[[ Exercise data open ]]
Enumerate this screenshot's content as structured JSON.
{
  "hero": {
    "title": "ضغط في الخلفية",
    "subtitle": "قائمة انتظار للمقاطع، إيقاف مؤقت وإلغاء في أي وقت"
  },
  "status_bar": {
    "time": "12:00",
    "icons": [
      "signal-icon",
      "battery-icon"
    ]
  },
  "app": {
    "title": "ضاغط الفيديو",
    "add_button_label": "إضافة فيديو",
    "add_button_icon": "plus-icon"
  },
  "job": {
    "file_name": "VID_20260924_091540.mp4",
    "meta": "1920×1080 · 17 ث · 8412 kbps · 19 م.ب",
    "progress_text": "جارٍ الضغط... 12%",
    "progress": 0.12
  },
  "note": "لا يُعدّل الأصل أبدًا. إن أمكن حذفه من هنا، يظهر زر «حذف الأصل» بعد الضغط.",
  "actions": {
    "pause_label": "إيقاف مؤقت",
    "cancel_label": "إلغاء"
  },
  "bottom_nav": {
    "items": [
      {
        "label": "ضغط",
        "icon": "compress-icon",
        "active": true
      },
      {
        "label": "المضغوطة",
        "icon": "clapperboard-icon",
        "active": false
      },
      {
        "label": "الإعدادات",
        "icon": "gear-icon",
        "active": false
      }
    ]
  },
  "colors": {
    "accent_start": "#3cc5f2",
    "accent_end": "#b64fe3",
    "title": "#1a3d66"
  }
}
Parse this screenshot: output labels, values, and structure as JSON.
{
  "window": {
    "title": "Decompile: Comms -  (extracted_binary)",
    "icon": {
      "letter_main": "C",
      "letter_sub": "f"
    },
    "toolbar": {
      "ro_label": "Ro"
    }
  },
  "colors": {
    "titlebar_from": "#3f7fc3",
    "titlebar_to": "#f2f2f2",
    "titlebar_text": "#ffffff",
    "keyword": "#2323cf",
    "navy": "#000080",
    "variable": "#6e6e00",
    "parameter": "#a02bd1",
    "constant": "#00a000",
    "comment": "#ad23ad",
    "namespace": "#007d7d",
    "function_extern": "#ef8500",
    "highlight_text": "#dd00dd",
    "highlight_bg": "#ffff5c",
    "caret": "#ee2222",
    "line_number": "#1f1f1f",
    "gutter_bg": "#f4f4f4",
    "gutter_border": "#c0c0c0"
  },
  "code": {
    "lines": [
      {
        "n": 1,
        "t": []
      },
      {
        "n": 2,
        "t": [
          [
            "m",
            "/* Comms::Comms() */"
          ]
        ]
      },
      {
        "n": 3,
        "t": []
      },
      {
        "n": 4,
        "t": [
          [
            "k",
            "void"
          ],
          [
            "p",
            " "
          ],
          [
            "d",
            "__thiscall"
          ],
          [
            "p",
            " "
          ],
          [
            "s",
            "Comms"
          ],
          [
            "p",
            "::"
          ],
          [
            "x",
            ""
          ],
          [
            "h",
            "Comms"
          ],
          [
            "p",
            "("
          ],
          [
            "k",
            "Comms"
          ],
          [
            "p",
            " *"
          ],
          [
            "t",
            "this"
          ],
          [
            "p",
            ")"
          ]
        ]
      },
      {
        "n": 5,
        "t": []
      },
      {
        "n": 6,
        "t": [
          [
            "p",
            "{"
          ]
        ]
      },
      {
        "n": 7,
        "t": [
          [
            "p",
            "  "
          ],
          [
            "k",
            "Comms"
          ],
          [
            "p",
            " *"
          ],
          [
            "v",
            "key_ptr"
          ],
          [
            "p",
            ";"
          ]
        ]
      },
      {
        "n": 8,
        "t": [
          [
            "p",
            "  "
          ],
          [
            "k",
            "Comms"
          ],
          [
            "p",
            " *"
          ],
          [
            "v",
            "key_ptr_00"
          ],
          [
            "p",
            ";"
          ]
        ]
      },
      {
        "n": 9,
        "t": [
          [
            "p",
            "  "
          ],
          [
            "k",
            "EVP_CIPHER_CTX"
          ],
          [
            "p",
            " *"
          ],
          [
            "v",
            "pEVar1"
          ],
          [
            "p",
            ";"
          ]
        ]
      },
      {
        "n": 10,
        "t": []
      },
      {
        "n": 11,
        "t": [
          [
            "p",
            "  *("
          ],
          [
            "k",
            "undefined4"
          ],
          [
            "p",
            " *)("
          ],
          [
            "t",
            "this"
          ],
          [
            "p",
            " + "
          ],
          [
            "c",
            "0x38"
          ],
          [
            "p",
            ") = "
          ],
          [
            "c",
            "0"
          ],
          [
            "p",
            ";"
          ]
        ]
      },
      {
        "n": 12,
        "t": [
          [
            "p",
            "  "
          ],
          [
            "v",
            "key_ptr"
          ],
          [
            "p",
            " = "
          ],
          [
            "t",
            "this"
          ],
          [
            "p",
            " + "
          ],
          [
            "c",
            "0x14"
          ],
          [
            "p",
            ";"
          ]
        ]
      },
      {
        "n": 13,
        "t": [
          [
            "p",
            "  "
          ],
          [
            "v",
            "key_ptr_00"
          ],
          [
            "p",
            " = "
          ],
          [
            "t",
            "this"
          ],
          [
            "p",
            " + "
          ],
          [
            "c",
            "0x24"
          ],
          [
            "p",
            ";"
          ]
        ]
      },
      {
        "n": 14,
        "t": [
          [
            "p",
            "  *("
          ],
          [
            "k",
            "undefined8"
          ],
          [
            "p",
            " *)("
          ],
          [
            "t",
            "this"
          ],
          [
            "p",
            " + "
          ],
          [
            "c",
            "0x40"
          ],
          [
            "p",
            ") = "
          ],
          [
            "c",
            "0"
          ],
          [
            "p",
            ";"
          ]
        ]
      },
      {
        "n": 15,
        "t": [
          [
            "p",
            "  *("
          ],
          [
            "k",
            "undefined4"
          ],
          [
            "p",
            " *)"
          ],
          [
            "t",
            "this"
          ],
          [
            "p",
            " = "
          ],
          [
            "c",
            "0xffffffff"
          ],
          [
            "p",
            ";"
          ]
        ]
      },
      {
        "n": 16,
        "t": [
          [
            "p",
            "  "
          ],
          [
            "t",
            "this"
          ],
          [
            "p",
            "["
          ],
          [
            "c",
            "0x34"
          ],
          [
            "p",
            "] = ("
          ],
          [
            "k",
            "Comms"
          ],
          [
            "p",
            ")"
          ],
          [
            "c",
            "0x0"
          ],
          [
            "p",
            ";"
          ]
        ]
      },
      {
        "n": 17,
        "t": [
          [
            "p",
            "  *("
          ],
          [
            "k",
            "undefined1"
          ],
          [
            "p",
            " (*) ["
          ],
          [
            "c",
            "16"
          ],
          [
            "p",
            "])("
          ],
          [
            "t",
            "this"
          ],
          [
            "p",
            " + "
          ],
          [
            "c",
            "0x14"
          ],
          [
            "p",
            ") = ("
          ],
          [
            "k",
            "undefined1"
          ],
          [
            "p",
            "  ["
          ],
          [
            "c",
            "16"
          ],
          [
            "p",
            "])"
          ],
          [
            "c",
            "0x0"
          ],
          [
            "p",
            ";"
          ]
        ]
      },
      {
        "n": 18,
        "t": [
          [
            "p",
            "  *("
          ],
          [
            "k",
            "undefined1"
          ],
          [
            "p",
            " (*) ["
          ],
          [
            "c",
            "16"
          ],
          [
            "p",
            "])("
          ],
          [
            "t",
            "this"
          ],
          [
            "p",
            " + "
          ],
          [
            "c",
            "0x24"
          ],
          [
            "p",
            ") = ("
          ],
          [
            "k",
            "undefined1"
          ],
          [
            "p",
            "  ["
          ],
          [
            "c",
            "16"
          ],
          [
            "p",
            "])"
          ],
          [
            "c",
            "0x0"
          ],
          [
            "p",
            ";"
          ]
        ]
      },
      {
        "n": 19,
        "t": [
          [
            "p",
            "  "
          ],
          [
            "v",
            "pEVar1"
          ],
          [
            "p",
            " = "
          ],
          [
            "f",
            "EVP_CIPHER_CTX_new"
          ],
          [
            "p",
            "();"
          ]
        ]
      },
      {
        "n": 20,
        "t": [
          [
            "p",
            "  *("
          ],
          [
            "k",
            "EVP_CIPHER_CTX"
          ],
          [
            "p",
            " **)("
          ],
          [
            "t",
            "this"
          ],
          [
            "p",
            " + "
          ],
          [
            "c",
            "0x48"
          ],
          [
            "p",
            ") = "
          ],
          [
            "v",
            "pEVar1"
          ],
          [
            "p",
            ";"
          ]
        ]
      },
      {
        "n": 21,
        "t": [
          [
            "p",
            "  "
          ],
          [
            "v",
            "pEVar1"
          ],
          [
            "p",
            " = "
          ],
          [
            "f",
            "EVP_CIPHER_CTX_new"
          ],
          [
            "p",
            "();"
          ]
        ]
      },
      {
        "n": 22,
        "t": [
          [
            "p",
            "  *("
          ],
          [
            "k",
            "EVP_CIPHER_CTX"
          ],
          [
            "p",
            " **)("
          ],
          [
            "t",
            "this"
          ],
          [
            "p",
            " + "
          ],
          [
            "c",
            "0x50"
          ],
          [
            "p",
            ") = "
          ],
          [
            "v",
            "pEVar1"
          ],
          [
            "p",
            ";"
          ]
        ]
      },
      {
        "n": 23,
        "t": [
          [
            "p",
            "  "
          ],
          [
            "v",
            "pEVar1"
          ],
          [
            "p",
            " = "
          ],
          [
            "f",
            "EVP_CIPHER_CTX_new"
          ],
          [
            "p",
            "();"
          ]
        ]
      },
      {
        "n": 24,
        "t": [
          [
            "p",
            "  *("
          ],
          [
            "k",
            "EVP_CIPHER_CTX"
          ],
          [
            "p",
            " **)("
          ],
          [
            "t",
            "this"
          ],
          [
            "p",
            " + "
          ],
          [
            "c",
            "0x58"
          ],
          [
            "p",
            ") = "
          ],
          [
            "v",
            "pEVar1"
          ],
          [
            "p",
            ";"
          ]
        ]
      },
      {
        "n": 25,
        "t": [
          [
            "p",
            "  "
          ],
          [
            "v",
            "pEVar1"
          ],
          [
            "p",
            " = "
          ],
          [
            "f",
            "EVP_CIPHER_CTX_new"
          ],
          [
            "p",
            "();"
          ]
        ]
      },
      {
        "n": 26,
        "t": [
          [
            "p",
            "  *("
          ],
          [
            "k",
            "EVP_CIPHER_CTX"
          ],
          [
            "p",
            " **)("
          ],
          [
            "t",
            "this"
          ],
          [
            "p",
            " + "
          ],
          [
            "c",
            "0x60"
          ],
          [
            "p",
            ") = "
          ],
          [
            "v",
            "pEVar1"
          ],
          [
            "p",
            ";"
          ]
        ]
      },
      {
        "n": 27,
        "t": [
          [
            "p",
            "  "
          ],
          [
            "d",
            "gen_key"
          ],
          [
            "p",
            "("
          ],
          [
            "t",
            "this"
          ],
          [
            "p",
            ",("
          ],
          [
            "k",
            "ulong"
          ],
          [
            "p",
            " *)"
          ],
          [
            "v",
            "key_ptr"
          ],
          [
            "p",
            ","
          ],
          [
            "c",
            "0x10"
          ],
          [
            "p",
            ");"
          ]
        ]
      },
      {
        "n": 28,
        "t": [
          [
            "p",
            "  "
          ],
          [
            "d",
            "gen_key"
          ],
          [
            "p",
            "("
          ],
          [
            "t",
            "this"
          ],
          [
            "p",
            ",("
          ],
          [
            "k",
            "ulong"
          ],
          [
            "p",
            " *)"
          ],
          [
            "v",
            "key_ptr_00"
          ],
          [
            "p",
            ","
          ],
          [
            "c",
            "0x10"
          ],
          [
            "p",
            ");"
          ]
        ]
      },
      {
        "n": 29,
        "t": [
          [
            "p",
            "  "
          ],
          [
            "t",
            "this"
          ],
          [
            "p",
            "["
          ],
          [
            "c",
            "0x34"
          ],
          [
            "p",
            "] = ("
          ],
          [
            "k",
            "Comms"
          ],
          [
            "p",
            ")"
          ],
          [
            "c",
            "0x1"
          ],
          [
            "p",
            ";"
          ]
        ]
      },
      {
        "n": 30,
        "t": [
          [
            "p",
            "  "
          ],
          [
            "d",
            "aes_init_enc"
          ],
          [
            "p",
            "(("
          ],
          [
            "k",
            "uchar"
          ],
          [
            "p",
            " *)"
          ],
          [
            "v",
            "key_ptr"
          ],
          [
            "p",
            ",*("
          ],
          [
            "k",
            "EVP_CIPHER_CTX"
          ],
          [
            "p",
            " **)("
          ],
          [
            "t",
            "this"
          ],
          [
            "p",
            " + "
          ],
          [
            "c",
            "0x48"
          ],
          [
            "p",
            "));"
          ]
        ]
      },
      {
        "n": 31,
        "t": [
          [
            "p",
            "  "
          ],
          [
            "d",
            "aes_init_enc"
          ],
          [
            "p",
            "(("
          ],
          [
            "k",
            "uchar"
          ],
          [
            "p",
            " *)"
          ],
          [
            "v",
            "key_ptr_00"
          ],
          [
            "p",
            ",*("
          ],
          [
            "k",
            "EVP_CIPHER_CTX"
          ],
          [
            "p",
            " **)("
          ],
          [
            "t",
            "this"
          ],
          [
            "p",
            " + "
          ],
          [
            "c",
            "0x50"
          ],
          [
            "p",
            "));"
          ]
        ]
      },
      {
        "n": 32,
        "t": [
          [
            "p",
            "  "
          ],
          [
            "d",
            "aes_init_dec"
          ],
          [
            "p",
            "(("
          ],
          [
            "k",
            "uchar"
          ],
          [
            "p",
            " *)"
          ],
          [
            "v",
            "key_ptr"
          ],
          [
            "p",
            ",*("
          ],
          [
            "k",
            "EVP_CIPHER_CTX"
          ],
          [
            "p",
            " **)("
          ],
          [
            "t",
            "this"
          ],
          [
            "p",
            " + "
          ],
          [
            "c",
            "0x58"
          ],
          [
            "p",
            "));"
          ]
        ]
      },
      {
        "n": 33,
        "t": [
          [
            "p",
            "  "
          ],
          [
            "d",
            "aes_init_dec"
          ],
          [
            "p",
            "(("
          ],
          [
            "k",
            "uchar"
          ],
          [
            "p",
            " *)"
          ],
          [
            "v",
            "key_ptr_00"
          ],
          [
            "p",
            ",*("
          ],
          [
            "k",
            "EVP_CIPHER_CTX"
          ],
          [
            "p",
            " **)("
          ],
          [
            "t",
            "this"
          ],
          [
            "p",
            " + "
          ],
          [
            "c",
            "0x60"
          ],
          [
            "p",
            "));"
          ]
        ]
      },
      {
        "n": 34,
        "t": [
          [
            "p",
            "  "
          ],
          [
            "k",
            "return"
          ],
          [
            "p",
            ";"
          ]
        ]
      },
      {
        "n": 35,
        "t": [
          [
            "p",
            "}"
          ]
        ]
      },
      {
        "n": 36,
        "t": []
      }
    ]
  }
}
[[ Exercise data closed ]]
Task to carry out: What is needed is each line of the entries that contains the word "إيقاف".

Completed exercise:
    "subtitle": "قائمة انتظار للمقاطع، إيقاف مؤقت وإلغاء في أي وقت"
    "pause_label": "إيقاف مؤقت",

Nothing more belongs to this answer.